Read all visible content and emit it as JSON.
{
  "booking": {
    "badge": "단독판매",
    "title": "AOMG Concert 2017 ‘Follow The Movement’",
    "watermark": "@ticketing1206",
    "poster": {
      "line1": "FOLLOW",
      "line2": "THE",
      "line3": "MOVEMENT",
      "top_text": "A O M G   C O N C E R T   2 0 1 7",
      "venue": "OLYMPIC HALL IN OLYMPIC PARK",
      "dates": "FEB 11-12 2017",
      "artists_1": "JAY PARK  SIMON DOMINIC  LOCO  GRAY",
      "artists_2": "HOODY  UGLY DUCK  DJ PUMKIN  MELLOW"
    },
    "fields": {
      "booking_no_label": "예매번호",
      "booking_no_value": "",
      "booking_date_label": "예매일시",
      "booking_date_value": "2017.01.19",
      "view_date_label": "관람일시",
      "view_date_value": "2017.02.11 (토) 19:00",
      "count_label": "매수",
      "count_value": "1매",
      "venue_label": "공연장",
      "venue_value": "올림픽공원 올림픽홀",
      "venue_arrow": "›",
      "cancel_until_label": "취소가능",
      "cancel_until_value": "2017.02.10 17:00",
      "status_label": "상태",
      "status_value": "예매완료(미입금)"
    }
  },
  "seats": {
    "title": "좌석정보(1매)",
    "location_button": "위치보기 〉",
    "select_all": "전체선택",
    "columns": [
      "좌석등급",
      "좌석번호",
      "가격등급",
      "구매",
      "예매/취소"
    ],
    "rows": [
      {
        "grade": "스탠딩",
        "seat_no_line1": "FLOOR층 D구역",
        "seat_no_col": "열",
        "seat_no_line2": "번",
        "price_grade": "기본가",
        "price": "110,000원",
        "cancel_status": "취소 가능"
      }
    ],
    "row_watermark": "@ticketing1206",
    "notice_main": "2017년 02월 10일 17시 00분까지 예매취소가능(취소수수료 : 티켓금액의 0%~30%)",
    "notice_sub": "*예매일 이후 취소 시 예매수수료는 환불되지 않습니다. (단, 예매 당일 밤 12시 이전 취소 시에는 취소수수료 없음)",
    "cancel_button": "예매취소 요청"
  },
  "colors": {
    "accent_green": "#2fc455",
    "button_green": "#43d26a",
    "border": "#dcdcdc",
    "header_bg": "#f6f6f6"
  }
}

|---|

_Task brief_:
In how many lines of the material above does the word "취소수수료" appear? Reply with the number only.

_Response for this exercise_:
2